for maybe an hour and one lasts for a second or two, time scale is relative to size...it takes a person maybe 6 steps to cross a room, an Ant
thousands...so what took you seconds may seem to the Ant hours. (of course we have to toss out planetary rotation for this time measurement and use
For your particle to last longer or shorter the mass of the particle would have to be larger or smaller. So that begs to question; does the same
particle come in different sizes? If one particles energy is burned out faster than another's from decay...was it smaller than the other? Or less
energy to be consumed causing it's faster decay?

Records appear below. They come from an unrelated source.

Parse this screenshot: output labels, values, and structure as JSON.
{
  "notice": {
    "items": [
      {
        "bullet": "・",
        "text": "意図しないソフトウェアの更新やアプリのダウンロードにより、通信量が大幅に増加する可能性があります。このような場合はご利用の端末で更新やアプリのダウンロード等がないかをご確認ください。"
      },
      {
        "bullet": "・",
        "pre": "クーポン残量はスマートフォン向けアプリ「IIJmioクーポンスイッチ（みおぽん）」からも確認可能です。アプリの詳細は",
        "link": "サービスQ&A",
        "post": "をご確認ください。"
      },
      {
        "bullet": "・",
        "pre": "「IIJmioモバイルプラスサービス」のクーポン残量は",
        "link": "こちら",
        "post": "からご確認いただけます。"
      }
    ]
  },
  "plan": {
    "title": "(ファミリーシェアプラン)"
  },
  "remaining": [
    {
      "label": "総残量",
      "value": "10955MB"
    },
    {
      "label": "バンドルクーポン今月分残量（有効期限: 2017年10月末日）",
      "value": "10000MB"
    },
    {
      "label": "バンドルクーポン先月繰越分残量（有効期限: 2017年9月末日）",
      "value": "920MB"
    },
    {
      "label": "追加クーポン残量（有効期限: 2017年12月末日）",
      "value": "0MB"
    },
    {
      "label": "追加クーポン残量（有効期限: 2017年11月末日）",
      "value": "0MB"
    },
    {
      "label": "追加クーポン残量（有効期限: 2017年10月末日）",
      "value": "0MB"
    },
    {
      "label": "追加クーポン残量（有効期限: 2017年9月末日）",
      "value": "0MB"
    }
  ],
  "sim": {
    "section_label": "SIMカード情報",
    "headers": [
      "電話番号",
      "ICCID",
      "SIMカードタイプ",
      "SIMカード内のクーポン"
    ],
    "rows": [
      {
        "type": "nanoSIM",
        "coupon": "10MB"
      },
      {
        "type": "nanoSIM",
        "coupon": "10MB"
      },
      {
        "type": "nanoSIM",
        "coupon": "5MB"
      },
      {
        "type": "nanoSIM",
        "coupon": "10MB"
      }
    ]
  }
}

If particles are all a relative size...then they will likely decay at relatively the same rate.
Of course, depending on conditions a particles state can change...such as super heating or cooling, fields, electricity, vacuums, speeding up or
slowing down from forces on space time curves etc. trying to make a particle a constant in the midst of variables, and extract data...when the
constant could very well be a variable itself is pretty tricky and questionable science. So we create uncertainty principles etc. for things we do not
understand but observe. The problem is the constant building off of one uncertainty after another, without solving the first...anything built on top
of that uncertainty is just wishful thinking, in my personal opinion.
Much in the same way that; an illogical thought process creates a false construct out of irrational thinking that gives rise to delusions of how
something is vs. how it actually is.